(A message for corporate professionals who love corporate speak.)
It’s a thing. For a long time now, in the corporate world and in the personal development space we like to avoid the word problem and replace it with the more gentle and optimistic term “opportunity”. Nice try, but it’s killing your resilience as a team and an organization.
No judgment here – I get it – I was doing the same thing for a long time. I love words and challenge myself to choose better words to describe my day-to-day life because I find it makes for a much better life. For example, I’m not “busy”, I’m “perfectly occupied.” The trend for happier words has its merit, it’s just that when it comes to problems, replacing the word problem is backfiring.
For far longer than I’d like to admit, I’ve struggled with how to communicate what I teach at Resiliency Ninja. I followed the trend and removed the word “problem” from my marketing vocabulary. I replaced it with nicer terms like stress, obstacles and adversity. But, do you know what those are? They’re problems. And as much as I want to make it sound fancy and all kumbaya, the truth is, I help people solve problems better and faster. The client chooses the problem, the Resiliency Ninja formula is universally applied to deal with it.
Completely confident in my newfound acceptance that I’m knee deep in the problem-solving space, I shared my value proposition (I help teams solve problems better and faster by mastering everyday resilience) with a corporate prospect and she cringed. “Oh, we stopped using the word problem in our (large) company. We replaced it with the word opportunity. Problems are not allowed.”
Calling problems something different doesn’t make them disappear. It’s an attempt to disguise them and tiptoe around the fact that we need to get focused on finding solutions – because that’s what we do when we have a problem, we solve it. We don’t “solve” opportunities. We celebrate and work towards opportunities.
While it sounds nice, let’s be honest. As soon as you’re in a business meeting and someone says “it’s an opportunity” the little voice in your head is calling bullshit. You’re saying, well, actually it’s a really big f*#king problem.
It’s like opening an overdue notice from the tax man and saying, “Gee look, it’s an opportunity to pay the government some money if ever I decide to.” No, actually it’s a problem and you need to pay it asap.
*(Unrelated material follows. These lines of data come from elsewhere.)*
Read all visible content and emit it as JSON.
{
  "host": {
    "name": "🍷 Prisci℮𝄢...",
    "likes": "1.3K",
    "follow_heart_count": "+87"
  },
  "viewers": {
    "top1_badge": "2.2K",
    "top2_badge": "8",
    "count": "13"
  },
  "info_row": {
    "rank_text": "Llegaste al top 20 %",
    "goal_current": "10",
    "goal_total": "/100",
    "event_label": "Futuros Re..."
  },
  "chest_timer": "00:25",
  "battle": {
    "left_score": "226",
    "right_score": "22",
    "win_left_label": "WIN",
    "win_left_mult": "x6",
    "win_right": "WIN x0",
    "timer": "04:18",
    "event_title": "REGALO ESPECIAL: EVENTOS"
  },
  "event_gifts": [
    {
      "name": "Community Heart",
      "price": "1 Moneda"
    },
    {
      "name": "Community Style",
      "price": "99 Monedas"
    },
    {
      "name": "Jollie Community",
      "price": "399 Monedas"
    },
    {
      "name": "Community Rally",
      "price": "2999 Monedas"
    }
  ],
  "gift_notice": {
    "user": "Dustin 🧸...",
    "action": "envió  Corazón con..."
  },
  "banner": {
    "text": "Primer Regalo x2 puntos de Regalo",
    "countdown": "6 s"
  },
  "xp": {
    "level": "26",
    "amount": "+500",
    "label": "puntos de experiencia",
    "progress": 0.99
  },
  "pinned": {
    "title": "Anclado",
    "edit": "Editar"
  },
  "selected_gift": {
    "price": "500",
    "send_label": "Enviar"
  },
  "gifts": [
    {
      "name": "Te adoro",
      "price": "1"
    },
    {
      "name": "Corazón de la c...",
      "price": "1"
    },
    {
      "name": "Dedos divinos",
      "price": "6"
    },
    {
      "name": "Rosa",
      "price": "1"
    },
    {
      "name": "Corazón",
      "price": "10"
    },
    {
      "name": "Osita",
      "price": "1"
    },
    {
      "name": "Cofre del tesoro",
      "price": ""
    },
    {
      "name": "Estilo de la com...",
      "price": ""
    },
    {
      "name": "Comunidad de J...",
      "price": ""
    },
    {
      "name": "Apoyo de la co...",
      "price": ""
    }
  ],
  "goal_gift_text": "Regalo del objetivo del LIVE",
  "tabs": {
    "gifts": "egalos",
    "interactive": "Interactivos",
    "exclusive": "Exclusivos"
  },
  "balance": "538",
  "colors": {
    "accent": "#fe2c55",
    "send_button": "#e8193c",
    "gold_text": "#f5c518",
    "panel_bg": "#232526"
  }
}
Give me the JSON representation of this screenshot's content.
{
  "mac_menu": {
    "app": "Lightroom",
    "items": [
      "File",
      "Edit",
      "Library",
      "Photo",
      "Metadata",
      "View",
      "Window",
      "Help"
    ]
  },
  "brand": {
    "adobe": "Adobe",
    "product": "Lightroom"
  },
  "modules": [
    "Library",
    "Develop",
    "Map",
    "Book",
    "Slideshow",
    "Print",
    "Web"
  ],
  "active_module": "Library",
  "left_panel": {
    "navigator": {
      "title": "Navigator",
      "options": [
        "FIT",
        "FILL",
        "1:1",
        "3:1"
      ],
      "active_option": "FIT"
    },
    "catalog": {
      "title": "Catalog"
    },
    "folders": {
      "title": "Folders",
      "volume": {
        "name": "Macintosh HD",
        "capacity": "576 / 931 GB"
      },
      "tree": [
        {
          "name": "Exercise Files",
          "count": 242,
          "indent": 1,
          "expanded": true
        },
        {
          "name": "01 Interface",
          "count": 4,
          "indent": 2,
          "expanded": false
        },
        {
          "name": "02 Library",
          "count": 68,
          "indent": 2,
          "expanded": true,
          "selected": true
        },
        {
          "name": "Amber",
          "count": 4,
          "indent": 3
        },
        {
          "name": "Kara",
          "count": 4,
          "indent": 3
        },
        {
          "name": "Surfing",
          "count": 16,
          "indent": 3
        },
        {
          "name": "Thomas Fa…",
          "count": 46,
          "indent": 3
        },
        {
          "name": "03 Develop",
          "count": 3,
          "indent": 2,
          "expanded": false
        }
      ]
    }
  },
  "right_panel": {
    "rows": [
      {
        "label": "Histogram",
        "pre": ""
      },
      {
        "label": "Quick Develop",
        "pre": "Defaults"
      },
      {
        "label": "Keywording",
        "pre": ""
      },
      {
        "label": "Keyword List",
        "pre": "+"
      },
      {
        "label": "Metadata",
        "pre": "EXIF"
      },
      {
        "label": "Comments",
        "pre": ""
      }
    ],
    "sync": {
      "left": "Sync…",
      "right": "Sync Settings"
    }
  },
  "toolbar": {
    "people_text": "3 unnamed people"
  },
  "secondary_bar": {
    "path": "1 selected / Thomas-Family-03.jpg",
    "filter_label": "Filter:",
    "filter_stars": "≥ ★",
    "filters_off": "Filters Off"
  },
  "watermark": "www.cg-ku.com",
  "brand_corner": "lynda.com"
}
Calling something by another name doesn’t make it different, it just takes longer to deal with it. When you look at the synonyms for problem, they include words like conundrum, enigma, dilemma, dispute, trouble, quandary, heck, even bugaboo makes the list. You know what’s not on the list of problem’s synonyms? The word opportunity, which makes sense because they are not the same thing.
The truth is, we, as humans, as co-workers, as business professionals, we have problems. BIG problems. Little problems. Personal problems. Work problems. Personal problems that get in the way of doing our work effectively problems. Problems that cause more problems. And problems that don’t even need to be problems.
The answer is not switching words, the answer is teaching people how to effectively deal with problems by being resilient. When we get comfortable with the uncomfortable and tackle a problem head on; with no smoke and mirrors, no sugar coating, no flipping to optimism, then we can be real and deal.
Many people run away from important, difficult conversations. Issues that could be solved faster with open and honest, no scaredy-cat communication are replaced by a corporate culture that says, “No problems here folks, only opportunities.”
As a team member, what are you supposed to do when you have a real problem that you’re not allowed to call a problem? The last thing you are going to do is take it to your leader or share the reality in a team meeting. Why would you subject yourself to the judgmental cringe as you showcase your blatant disregard for the adopted corporate culture of disguising problems as opportunities? Oh, but then when things go wrong, the leader will complain they were blind-sided or that proper steps weren’t taken to mitigate risk. You can’t have it both ways.
The point is we need to solve problems more effectively, not pretend they don’t exist by spinning them using fancy terms and creating a culture of professionals who flinch when the word is said. It’s OKAY. We can admit problems exist – and the sooner we do, the sooner we can start solving problems better and faster.
You're turn: What other well-intended corporate speak phrases backfire or, dare I ask, that you think are a problem and need to be stopped?
#corporateculture #leadership #personaldevelopment